  20. ^ Ottawa 1:250,000 Topographic map (31G & 31F) (Map). Cartography by Department of Natural Resources Canada. Department of Natural Resources Canada. 1992–1993. Archived from the original on January 1, 2013. Retrieved October 10, 2012.
  21. ^ a b Ruck, Brian E; McCammon, Jeff C (1995). Environmental Approach to Urban Freeway Development (PDF) (Report). Ministry of Transportation of Ontario. Archived from the original (PDF) on April 15, 2014. Retrieved October 4, 2011.
  22. ^ Transportation Capital Branch (May 1991). Northern Transportation Construction Projects 1988–89 (Report). Ministry of Transportation of Ontario. p. 16. ISSN 0714-1149.
  23. ^ Comfort, Todd A; Loken, Brent (1998). Highway 416 South: Value Improvement Experiences (Report). Ministry of Transportation of Ontario.
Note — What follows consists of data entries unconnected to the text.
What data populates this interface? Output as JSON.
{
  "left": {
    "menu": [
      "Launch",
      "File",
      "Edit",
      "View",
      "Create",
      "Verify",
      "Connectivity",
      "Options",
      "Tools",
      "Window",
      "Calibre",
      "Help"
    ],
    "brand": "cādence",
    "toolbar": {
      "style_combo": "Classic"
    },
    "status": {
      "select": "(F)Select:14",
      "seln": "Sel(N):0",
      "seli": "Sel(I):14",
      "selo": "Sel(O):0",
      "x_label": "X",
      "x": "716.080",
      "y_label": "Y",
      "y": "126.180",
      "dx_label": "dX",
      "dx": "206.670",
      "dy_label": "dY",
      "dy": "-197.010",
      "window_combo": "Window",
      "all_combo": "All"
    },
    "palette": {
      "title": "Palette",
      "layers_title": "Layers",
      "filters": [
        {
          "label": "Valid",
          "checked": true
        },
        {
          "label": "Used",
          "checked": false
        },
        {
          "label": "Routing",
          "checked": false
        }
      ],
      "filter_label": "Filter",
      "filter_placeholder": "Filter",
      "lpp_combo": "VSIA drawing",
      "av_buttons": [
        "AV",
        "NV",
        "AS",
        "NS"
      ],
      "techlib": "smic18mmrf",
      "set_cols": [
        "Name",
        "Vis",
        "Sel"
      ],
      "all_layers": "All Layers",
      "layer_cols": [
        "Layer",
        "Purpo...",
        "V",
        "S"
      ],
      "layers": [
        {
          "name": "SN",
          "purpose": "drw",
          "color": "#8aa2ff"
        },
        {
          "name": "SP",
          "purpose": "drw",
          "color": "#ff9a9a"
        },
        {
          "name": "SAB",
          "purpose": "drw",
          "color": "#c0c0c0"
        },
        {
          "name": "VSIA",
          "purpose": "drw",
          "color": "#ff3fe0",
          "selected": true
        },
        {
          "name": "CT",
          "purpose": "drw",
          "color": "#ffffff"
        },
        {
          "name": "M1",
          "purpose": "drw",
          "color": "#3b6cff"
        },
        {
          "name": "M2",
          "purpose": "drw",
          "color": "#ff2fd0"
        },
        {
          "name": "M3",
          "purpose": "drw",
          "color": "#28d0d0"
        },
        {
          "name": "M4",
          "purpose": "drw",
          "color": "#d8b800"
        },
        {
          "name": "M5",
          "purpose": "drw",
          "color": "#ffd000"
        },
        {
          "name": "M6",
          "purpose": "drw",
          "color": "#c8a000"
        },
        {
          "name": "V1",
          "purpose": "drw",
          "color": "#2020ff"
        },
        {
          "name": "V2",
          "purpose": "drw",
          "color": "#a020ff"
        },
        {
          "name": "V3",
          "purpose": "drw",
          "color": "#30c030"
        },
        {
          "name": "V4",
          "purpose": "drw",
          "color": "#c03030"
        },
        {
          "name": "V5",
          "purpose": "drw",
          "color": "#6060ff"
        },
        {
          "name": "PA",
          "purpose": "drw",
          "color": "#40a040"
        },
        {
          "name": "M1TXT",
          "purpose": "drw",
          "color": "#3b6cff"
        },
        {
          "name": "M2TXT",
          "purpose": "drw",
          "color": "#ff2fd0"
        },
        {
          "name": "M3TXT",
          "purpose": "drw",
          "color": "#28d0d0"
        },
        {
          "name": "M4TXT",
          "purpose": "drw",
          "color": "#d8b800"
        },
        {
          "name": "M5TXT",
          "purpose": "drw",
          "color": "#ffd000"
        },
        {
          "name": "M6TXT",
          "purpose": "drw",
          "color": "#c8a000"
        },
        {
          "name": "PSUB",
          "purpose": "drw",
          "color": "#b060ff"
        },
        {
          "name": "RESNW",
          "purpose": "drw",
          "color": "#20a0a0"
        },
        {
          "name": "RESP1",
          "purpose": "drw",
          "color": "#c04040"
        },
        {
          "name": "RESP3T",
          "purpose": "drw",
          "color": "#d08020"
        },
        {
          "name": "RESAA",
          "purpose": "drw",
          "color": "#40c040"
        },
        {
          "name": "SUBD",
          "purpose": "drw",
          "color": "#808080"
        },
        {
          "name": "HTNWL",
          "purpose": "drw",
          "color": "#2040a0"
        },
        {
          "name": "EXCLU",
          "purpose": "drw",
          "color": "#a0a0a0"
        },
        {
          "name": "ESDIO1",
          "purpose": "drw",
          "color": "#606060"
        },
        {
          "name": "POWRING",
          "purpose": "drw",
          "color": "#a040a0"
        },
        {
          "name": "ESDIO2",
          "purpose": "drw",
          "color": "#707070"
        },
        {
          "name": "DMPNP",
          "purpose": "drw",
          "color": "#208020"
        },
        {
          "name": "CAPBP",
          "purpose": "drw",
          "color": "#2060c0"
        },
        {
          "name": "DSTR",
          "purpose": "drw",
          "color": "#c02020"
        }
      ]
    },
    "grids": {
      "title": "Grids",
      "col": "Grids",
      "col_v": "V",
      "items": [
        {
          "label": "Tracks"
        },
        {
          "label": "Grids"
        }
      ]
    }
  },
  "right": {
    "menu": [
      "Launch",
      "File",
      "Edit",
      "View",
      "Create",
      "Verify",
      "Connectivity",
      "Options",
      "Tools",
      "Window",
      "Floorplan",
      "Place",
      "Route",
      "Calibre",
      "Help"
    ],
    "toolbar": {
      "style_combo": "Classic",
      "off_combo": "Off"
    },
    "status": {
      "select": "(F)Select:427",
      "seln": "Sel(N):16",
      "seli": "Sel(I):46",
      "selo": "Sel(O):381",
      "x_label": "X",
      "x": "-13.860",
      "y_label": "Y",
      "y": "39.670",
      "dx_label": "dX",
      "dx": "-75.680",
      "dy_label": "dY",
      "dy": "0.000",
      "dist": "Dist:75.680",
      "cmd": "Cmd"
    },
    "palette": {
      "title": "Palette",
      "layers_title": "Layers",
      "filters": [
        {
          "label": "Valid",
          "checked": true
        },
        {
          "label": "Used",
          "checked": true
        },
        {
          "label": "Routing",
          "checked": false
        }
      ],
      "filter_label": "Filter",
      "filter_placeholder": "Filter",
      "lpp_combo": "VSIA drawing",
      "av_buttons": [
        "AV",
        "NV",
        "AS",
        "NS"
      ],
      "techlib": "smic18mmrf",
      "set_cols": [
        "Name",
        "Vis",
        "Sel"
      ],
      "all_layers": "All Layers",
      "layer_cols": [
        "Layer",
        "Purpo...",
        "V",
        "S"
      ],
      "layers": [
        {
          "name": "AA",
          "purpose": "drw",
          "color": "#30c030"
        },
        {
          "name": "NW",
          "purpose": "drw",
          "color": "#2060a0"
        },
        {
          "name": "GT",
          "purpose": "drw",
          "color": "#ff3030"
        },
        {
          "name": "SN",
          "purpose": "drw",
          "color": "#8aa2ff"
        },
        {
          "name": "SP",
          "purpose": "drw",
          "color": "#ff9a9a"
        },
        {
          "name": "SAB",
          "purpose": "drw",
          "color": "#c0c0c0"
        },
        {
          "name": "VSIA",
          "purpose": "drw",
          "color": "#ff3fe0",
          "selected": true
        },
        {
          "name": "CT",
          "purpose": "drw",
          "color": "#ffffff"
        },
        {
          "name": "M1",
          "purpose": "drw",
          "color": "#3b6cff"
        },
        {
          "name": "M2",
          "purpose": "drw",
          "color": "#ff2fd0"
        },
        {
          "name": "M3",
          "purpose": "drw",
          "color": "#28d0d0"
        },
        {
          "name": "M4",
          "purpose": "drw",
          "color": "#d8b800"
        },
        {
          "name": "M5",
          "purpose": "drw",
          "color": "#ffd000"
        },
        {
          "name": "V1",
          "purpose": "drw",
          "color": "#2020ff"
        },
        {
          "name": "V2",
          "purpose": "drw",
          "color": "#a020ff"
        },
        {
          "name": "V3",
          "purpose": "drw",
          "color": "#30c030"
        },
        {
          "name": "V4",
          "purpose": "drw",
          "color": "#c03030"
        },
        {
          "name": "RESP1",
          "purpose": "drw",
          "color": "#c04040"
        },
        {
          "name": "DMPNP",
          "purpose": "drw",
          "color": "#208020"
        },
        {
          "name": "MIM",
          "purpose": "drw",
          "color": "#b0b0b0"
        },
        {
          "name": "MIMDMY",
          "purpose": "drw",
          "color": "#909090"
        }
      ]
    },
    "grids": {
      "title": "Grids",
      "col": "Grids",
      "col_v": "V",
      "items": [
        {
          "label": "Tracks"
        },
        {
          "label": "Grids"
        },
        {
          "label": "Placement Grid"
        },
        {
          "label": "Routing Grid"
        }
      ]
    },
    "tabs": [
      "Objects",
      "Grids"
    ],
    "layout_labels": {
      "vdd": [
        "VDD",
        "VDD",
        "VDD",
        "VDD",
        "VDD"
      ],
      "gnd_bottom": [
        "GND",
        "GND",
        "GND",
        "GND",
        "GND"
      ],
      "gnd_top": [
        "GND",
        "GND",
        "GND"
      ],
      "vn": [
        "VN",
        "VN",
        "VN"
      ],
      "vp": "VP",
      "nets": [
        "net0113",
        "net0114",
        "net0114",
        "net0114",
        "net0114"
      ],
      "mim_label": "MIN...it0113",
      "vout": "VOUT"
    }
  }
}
Archived from the original on December 22, 2011. Retrieved September 5, 2012.
  24. ^ "Parliamentary Debates Hansard". Parliament of Canada. December 8, 1995. Retrieved December 20, 2011.
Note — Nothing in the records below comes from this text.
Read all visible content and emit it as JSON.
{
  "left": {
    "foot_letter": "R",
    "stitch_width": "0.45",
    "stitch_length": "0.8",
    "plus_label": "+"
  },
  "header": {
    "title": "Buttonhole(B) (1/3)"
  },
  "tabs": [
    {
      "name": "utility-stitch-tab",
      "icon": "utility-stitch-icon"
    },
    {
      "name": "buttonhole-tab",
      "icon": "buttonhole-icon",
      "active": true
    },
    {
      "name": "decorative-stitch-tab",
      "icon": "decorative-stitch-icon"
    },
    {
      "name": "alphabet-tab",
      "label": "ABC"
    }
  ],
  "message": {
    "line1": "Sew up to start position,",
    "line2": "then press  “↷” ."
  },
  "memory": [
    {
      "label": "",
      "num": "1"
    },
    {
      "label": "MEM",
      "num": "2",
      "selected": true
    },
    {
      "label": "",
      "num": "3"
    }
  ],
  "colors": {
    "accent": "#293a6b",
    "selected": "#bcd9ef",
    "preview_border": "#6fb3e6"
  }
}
  25. ^ Ministry of Transportation of Ontario (December 8, 1995). "Highway 416 Gets the Go-Ahead: Completed in the Year 2000" (Press release). Government of Ontario. Archived from the original on May 20, 2001. Retrieved December 20, 2011.
  26. ^ "What is Involved in Constructing a Four Lane Highway?". Ministry of Transportation of Ontario. Archived from the original on June 8, 2011. Retrieved October 12, 2011.
  27. ^ Ministry of Transportation of Ontario (June 12, 1997). "Transportation Minister Officially Opens Another 7.6 Kilometres of Highway 416" (Press release). Government of Ontario. Archived from the original on May 20, 2001. Retrieved October 26, 2011.
  28. ^ Ministry of Transportation of Ontario (June 26, 1998). "New Section of Veterans Memorial Highway Opened Today" (Press release). Government of Ontario. Archived from the original on March 5, 2000. Retrieved October 26, 2011.
  29. ^ Ministry of Transportation of Ontario (August 24, 1998). "New Section of Veterans Memorial Highway Opened Today" (Press release). Government of Ontario. Archived from the original on November 10, 1999. Retrieved October 26, 2011.
  30. ^ a b "D-Day Anniversary Marked With Naming of Veterans Memorial Highway". Canadian NewsWire. Archived from the original on November 4, 1999. Retrieved October 13, 2011.
  31. ^ "Palladini again (Ontario Transport Minister Al Palladini refuse to designate Highway 416 as Verterans [sic ] Memorial Highway)". Esprit de Corps. S.R. Taylor Publishing. July 1, 1997. Archived from the original on May 30, 2016.
  32. ^ "Ceremonies Sunday dedicate Veterans Highway". New Tanner. Vol. 5, no. 43. October 24, 2002. p. 11.
  33. ^ Ricciuto, Tony (September 23, 2010). "Niagara Veterans Memorial Highway now official". Niagara Falls Review. Sun Media.
  34. ^ "Fog, Ice Blamed for Huge Ottawa Highway Pileup". CBC News. December 14, 2009. Archived from the original on December 17, 2009. Retrieved October 13, 2011.


  1. ^ The tiny Veterans Commemorative Park (45.08174,-75.63193) at the highway's approximate midpoint may be reached on foot directly from a commuter parking lot on the southeast corner of River Road's Highway 416 interchange.

External links